Clarence Borel, a union worker from Texas, worked for many years as an insulator in refineries and shipyards and was diagnosed with asbestosis and then eventually, mesothelioma. His personal injury lawsuit, rather than workers’ compensation, was against Fibreboard Paper Products Corporation, Johns-Manville Products Corporation, and nine other asbestos-insulation manufacturers. A recent doctrine amended by the American Law Institute called the doctrine of strict liability (Section 402A) aided in Borel’s case. It was argued that asbestos manufacturers should be liable for their products since the products did not contain warning labels which resulted in an unreasonable and unnecessary amount of danger. The doctrine of strict liability not only holds product manufactures responsible for being knowledgeable and skilled to the level of an expert regarding their product, but also requires that the company manufacturer/employer is responsible for staying up-to-date on scientific knowledge and mandates the issuance of warnings on hazardous products. It was the first case to test Section 402A with respect to asbestos materials. Prior to this, the only recourse was to file a workers compensation claim against the employer where any compensation was greatly reduced.

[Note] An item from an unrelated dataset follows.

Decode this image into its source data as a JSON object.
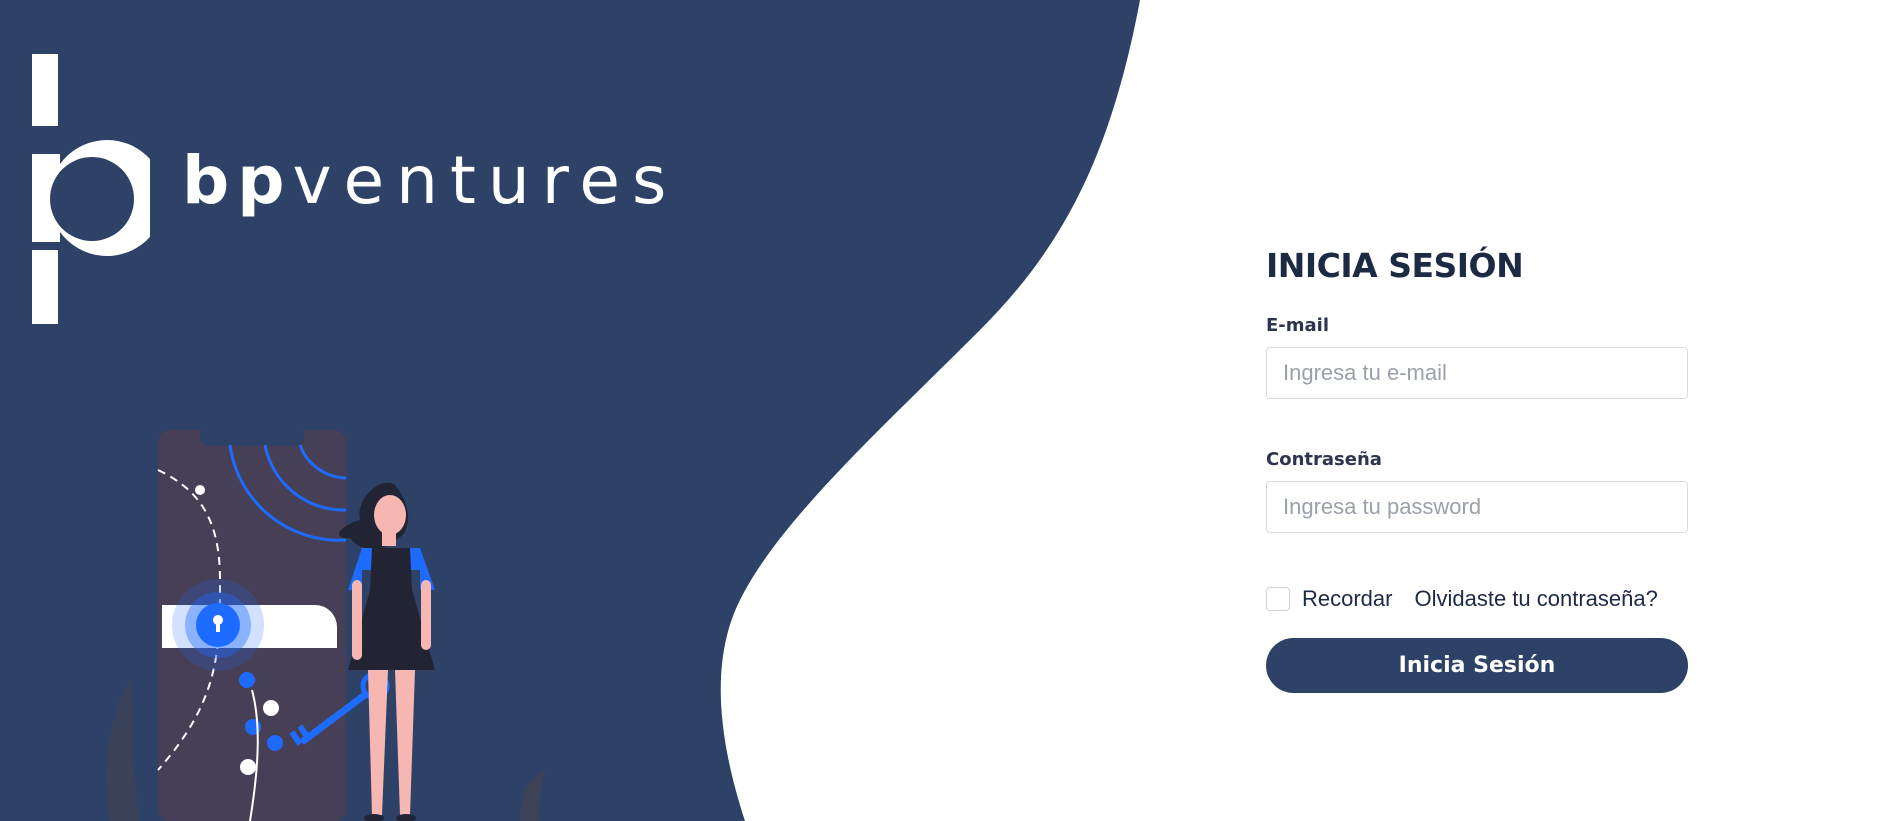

Clarence Borel did not live to see the outcome of his own trial; he died of mesothelioma in 1970. His wife stood in as plaintiff in his lawsuit against the companies involved. In 1971, a jury found that asbestos manufacturers had violated this doctrine of strict liability and awarded Borel’s widow close to $80,000 (eventually reduced to $58,534). This decision impacted future cases because workers injured by asbestos could now file product liability suits not only against their employers, but against product manufactures as well. As people were becoming more aware of the dangers of asbestos and because of the new rules surrounding lawsuits, asbestos lawsuits and claims skyrocketed in the 60s and 70s.
The attorneys of Goldberg, Persky & White, P.C. have been involved in asbestos lawsuits since the 1970s, when cases were first coming to trial. Because of GPW’s involvement in asbestos litigation from the beginning, we have a clear understanding of what is required to succeed in asbestos and mesothelioma lawsuits. GPW’s combination of evidence, experience, and expertise culminate in the aggressive representation of our clients. Contact us today for a free case review.
Robert Q. Keith and Robert J. Robertson, “Borel v. Fibreboard Paper Products Corporation,” Handbook of Texas Online (February 10, 2014). [Link]